Grace Now and Not Yet

As heirs of the Reformation, we rightly champion salvation by grace alone. If God was not gracious to us we would have no hope. The simplest definition of grace is: favor extended where wrath is deserved. Others have made the definition in the form of an acronym:

God’s

Riches

At

Christ’s

Expense

Grace is a present position of every believer in the Lord Jesus Christ.

Rom. 5:2 Through him we have also obtained access by faith into this grace in which we stand, and we rejoice in hope of the glory of God.

As we turn to 1 Peter chapter one, we notice that grace is both something that we presently possess but also something that is fully brought to us in the return of the Lord Jesus Christ.
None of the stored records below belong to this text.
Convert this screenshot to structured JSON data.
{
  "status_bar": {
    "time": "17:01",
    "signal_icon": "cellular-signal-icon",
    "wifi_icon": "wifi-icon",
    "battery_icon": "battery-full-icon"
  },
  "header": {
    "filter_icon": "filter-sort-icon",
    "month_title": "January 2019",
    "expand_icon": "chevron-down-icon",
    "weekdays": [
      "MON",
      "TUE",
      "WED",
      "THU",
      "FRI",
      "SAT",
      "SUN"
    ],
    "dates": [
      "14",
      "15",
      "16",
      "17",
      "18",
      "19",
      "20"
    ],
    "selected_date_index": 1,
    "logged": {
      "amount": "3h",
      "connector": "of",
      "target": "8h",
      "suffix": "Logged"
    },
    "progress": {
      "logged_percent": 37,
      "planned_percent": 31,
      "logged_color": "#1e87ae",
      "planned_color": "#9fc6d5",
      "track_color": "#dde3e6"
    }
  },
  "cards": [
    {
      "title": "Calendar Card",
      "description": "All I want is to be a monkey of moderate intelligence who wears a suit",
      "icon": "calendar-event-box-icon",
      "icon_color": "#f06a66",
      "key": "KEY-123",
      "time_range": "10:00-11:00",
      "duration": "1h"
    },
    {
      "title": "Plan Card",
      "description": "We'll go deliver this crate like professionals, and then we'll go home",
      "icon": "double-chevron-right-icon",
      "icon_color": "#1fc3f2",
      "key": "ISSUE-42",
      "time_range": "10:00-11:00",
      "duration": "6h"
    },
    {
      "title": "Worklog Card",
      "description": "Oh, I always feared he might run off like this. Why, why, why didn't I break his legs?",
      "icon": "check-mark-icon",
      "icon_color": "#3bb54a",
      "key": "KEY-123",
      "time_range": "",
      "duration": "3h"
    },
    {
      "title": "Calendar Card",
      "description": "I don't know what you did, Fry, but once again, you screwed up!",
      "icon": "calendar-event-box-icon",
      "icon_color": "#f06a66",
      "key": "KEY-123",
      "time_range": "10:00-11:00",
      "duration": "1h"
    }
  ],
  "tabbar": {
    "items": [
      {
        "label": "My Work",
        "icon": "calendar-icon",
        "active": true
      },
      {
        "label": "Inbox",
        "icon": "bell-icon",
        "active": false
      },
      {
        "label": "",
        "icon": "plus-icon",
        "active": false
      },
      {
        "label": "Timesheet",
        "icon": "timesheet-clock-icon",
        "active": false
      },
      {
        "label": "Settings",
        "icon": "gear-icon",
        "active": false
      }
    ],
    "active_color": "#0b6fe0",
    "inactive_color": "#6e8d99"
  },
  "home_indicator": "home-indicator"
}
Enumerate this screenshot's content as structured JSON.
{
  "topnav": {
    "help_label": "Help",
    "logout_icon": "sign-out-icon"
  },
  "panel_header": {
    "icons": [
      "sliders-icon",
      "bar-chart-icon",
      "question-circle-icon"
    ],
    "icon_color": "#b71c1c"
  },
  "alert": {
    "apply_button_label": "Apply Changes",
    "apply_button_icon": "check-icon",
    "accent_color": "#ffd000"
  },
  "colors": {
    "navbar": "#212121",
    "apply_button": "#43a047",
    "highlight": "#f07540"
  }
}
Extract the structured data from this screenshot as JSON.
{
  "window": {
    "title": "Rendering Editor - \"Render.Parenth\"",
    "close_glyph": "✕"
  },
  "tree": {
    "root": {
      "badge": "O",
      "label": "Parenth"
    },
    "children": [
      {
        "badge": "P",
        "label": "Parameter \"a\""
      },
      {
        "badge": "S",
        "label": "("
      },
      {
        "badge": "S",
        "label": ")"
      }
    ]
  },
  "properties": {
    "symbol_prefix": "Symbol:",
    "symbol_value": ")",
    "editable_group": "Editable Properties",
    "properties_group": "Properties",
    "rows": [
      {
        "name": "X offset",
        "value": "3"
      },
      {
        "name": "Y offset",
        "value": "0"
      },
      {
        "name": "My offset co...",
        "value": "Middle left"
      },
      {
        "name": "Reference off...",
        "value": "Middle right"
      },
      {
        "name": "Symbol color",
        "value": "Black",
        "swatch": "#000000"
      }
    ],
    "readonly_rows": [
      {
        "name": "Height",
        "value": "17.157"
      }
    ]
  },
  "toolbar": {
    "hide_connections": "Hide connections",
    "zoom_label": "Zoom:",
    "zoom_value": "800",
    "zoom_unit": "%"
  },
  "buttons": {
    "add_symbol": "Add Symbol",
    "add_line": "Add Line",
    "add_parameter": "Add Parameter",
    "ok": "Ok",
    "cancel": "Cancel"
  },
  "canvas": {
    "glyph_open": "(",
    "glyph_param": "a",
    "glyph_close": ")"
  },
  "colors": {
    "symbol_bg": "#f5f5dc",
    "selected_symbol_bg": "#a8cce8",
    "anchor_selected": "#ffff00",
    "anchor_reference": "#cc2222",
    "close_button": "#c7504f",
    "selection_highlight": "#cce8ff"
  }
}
Peter articulates it this way precisely because it is both the first and the second coming of Christ that brings grace to us. Grace is accomplished in Christ alone.

Notice these juxtaposed in 1 Peter:

1Pet. 1:10 Concerning this salvation, the prophets who prophesied about the grace that was to be yours searched and inquired carefully,

1Pet. 1:13 Therefore, preparing your minds for action, and being sober-minded, set your hope fully on the grace that will be brought to you at the revelation of Jesus Christ.

The Old Testament prophets, being given the Holy Spirit, prophesied concerning Christ and the grace that would come to the church. The prophets were so enamored by this that they longed to know the person and time of the Messiah. Similar to Simeon waiting in the temple, the prophets waited anxiously wishing they could see the person and time of the Messiah. Imagine the anticipation.

However, this does not mean that the Old Testament saints did not experience God’s grace. They too were saved by grace alone. Yet, they longed to see the fulfillment of the person who is the grounds of that grace. They experienced grace in anticipation but we experience grace in recognition. We see the fulfillment of the promises in Jesus of Nazareth. We look back upon what they looked forward to. Same faith, looking to the same Savior, but directed in a different temporal direction.

At the same time we look back, we too like the saints of old, look forward. This is where Peter directs us just a few verses later:

1Pet. 1:13 Therefore, preparing your minds for action, and being sober-minded, set your hope fully on the grace that will be brought to you at the revelation of Jesus Christ.

Like the Old Testament saints, we too are looking forward to the revelation of Jesus. Not for the accomplishment of salvation but for the completion of it. The price of my salvation was fully and wholly won in Jesus’s sacrificial death on the cross. But at the return of Christ the fullness of my salvation will be present. Jesus will be here and I will be with him.

Jesus’ second coming will be a revelation. He will appear. We shall see him as he is for we too shall be made like him (1 John 3:2). He will reveal His person in the full majesty of His glory. He shall descend in the same way that He ascended—visibly and upon clouds of glory and majesty.

This is a certain hope. It is a living hope (1 Peter 1:3) because Christ lives and because he lives, he is returning.

So now what?

First, we need to ask ourselves: have I come to experience the grace of the Lord Jesus Christ? Do I know this new birth and comes from knowing Jesus Christ alone where I experience the forgiveness of sins and enjoy peace with God?

Pause for a second. How many of us just read over the question without even asking it? Pause again. Do I know Jesus? Have I placed trust in him?

In generations gone by the church as known there are few things more dangerous than the unconverted “Christian”—the person who warms the pew but has not had his heart warmed by grace. The person who has “walked the aisle,” “prayed the prayer,” or experienced baptism but does not have a true heartfelt life-changing faith and trust in the Lord Jesus Christ. Have I experience grace? Is it the present possession of my heart? Does Jesus Christ reside within?

It is the person who dismisses such questions that should worry us. A dismissive “I’m fine; I know the answer” may not be taking the time to actually examine their heart and be concerned with spiritual realities. Paul reminds us all:

2Cor. 13:5 Examine yourselves, to see whether you are in the faith. Test yourselves. Or do you not realize this about yourselves, that Jesus Christ is in you?—unless indeed you fail to meet the test!

Second, where is your hope? Are you looking ahead? The Christian runs a serious race. We do serious battle on the road of sanctification. We put on arm, we steal our minds and hearts for war—war against our own flesh (1 Peter 2:11-12) and war against the evil one who seeks of devour us (1 Peter 5:8). It demands of us a soberness of mind. When we were called to salvation we were drafted into a spiritual war. Christ has one the victory and we are his possession. Yet we are holding on and holding out.

The grace that is already yours will be yours even more when we see him who has accomplished our grace brought near at his revelation. What a day that will be. Maranatha.

Tim Bertolet is a graduate of Lancaster Bible College and Westminster Theological Seminary.  He earned his Ph.D. from the University of Pretoria, South Africa. He is an ordained pastor in the Bible Fellowship Church. He is a husband and father of four daughters. You can follow him on Twitter @tim_bertolet.